One of the most prominent factors of a federal case is that it will be investigated not by a local authority but by the FBI. Their duty is "to protect and defend the United States against terrorist and foreign intelligence threats and to enforce the criminal laws of the United States." This means that they have jurisdiction over 200 categories of federal law.

This includes the following:

  • Terrorism (international and domestic)
  • Counterintelligence
  • Cybercrimes (online predators, piracy, identity theft, etc.)
  • Public corruption (government and election fraud)
  • Civil rights (hate crimes, human trafficking, etc.)
  • Organized crime (crime involving gangs and mafias)
  • White collar crimes (such as bankruptcy and mail fraud)
  • Violent crimes and theft (robbery, cruise ship crimes, etc.)

The FBI is not responsible for deciding guilt or working as a prosecutor. While they maintain close relationships with U.S. Attorneys, they are involved with gathering evidence and information during an investigation. They may also take a suspect into custody.

The following authorities also handle federal crimes:

  • U.S. Border Police
  • U.S. Customs
  • Military Security Forces
  • U.S. Fish & Wildlife
  • U.S. Park Police
  • U.S. Postal Police & Inspectors
  • Veteran Affairs Police

What Does a Charge of Conspiracy Mean?

Conspiracy occurs when two or more people agree to partake in a criminal act in the future. When two or more people plan to break the law, and they then commit a crime together, they can be charged with the criminal offense they committed as well as conspiracy.
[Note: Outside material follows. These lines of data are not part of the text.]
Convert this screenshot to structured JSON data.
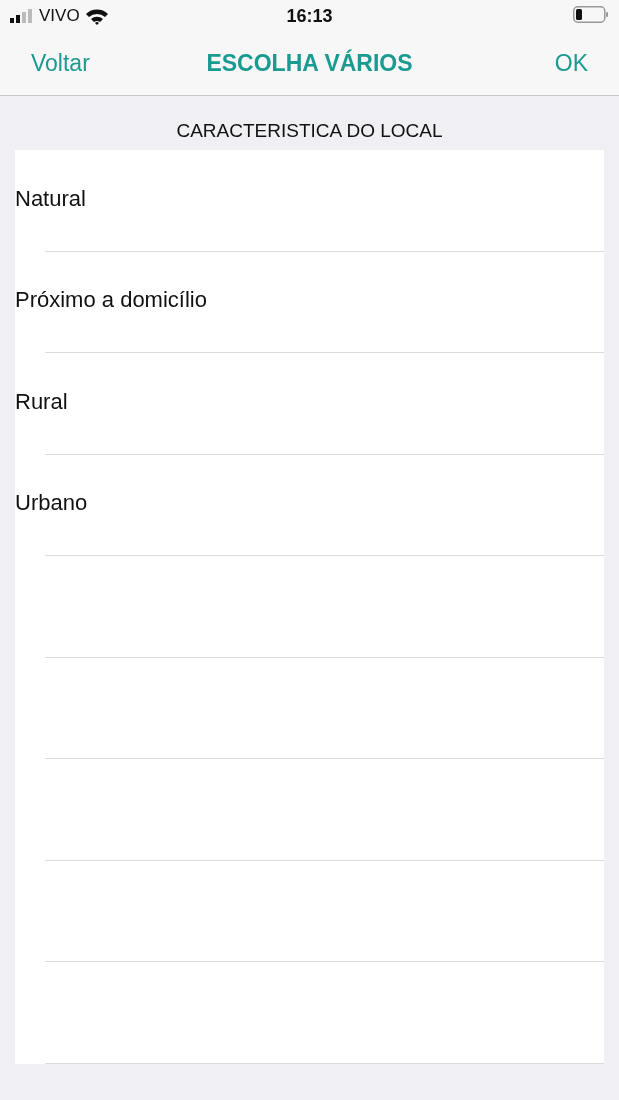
{
  "status_bar": {
    "carrier": "VIVO",
    "time": "16:13"
  },
  "nav": {
    "back": "Voltar",
    "title": "ESCOLHA VÁRIOS",
    "done": "OK"
  },
  "section": {
    "header": "CARACTERISTICA DO LOCAL",
    "items": [
      {
        "label": "Natural",
        "selected": false
      },
      {
        "label": "Próximo a domicílio",
        "selected": false
      },
      {
        "label": "Rural",
        "selected": false
      },
      {
        "label": "Urbano",
        "selected": false
      }
    ]
  }
}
In some cases, even if the people do not commit the planned crime, they can still be charged.

Conspiracy charges can involve any criminal offense, including:

According to Florida law, a conspiracy to commit a crime is only ranked one level below conviction. However, there are some crimes where the conspiracy is listed separately and may be considered as severe as had the crime been committed. For example, it is considered just a serious to conspire to commit a crime related to drug trafficking or murder.

These are considered "inchoate" offenses, meaning they're not fully developed, but they may be punished as if they had been completed. Inchoate means something has just begun or is not fully developed. When a criminal act is planned, someone can be charged with conspiracy.

While prosecutors can use conspiracy charges to convict a person of a crime, they'll also use them to extract more information from someone in a case. For example, if someone is accused of murder, but a prosecutor needs more evidence against them, they might charge someone suspected to be associated with the crime with conspiracy. This can give a person who has information about a crime incentive to share it in exchange for a modified sentence.

If you're facing charges of conspiracy or any federal offense, you need a powerful attorney to defend your interests. Contact Thomas & Paulk today.